In this post we’ll discuss how to temporarily prevent MS Power Automate from getting triggered. We will disable it for sometime and then resume the same without much of a hassle.
The reason to suspend a Power Automate can vary depending upon a wide variety of use cases. One such prominent use case is to disable the flow while bulk updating a SharePoint list from a background service/process. While executing a batch request, we may not want to trigger the flow and send unnecessary emails to the stakeholders!
For this post, we’ll be using the SharePoint trigger, When an item is created or modified. It is a Polling trigger. Which means that it will continuously poll our SharePoint list, in a certain time interval. If any change is found then, our flow gets triggered.
Polling flows, when turned on, will process all the pending events. So, by default, if we turn off the flow, do a bulk update and, restart it, the flow will process each item modified during the batch update!
To prevent this behavior, we’ll leverage the use of a special setting, Trigger Conditions.
- Go to the MS Power Automate trigger. Select More Options icon -> Settings.
- Under Trigger Conditions, provide an impossible condition for the flow to run. For ex, is 1 equals to 0?
Since, the condition will always be false, the flow will not run for any of our bulk update changes.
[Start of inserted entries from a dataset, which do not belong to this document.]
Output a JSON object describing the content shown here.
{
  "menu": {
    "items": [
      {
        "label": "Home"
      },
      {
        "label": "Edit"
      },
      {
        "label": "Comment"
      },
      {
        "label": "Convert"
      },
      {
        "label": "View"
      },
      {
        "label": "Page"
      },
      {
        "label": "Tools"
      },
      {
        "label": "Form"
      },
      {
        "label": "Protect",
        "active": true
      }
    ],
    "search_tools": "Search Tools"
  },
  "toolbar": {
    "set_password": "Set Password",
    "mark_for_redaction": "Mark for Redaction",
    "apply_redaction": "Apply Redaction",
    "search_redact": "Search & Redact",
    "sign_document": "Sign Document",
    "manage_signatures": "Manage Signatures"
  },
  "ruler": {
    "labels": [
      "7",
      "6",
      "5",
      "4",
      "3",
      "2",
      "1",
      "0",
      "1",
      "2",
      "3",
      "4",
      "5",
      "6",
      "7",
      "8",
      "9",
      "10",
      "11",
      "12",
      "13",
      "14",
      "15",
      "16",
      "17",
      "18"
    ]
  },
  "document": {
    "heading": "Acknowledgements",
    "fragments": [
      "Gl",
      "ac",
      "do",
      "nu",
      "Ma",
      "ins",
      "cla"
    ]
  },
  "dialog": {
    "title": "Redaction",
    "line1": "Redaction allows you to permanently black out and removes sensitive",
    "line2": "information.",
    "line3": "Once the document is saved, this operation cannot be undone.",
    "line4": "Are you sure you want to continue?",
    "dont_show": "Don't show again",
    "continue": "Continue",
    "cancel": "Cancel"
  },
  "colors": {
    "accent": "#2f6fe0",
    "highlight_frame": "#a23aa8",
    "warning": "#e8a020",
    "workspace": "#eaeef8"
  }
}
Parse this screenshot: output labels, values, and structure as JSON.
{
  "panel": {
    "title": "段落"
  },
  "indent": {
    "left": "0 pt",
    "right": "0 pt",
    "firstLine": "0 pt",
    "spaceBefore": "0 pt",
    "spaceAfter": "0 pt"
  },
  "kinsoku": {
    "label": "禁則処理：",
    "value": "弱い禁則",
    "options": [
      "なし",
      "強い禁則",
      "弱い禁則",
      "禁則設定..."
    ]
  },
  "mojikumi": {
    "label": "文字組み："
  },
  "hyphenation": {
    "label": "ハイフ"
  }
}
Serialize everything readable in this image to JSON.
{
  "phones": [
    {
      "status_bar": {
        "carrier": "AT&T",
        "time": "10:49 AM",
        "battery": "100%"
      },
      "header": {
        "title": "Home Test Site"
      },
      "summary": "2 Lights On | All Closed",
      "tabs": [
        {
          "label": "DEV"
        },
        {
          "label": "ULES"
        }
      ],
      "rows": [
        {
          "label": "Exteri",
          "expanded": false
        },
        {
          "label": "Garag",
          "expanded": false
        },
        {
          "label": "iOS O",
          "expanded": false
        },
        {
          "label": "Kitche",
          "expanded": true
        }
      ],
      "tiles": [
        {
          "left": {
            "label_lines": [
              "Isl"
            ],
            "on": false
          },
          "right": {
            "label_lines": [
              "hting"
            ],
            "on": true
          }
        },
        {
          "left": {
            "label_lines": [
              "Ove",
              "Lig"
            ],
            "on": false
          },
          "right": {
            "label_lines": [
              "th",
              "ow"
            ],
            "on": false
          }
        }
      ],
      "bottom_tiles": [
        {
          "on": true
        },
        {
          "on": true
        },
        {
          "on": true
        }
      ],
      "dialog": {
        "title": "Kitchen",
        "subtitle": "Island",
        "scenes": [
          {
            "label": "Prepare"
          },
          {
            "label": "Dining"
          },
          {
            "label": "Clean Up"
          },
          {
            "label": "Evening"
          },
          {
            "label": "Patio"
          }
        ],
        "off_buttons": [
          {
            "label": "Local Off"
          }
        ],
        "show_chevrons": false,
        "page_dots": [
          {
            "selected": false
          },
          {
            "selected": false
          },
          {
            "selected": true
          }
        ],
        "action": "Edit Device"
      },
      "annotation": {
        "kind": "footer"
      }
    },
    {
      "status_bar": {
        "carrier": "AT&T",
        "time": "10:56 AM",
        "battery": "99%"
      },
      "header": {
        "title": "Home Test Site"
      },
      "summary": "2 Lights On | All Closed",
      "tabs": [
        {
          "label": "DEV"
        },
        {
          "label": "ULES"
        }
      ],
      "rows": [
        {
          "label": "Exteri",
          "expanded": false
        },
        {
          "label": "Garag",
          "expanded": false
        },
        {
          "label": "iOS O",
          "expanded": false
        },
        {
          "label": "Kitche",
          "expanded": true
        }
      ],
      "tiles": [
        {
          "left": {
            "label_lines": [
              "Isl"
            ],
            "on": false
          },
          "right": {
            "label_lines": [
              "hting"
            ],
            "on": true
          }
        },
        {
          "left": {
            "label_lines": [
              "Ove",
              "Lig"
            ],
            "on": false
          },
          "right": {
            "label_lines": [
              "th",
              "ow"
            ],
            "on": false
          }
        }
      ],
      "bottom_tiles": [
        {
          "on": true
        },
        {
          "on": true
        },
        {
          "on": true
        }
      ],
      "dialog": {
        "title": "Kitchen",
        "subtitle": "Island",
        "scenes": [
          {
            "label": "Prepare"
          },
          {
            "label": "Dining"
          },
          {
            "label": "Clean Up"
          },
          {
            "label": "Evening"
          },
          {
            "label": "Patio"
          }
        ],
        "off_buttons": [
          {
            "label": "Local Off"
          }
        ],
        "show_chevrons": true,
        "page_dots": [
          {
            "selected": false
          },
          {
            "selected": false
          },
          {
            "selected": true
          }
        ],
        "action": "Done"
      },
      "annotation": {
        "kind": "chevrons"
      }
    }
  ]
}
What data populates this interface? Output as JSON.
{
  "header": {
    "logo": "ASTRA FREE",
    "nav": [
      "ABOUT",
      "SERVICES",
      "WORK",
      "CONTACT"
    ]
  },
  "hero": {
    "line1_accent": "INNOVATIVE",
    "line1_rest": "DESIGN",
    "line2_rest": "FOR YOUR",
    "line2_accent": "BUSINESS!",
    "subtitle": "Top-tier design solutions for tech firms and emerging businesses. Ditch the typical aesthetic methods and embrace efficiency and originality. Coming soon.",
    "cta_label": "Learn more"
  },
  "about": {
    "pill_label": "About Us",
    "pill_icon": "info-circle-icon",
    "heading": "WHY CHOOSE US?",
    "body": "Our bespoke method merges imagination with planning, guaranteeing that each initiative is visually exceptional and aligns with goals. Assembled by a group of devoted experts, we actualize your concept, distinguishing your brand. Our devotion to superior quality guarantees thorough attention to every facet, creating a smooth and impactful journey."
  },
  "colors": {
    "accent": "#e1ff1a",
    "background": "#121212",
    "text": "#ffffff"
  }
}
Following is its syntax.
- Select the Done button and Save the flow.
- Run our Batch Update.
- Once done, remove the trigger condition from the flow.
- This is a little hack, where we’ll set an impossible condition for the flow to run. Since, the condition will never satisfy, the flow will not be triggered for the items updated during the batch request.
- Once the batch update is completed, we can again remove the Trigger Condition and thereby, enable the flow. It will not start processing the batch request items as they had already been processed. It’s just that the flow was not triggered for any of them.
- We can learn more about the Trigger Conditions, here.
- Also, be sure to remove the impossible Trigger Condition once the batch update is done! 😉
2 thoughts on “Temporarily disable Power Automate Trigger”
Awesome post! I just discovered this weird power automate idiosyncrasy, glad you have a solution!
Just curious, is there a reason why you wouldn’t just disable the Power Automate flow on the ribbon option clicking “Turn Off” and later clicking “Turn On”?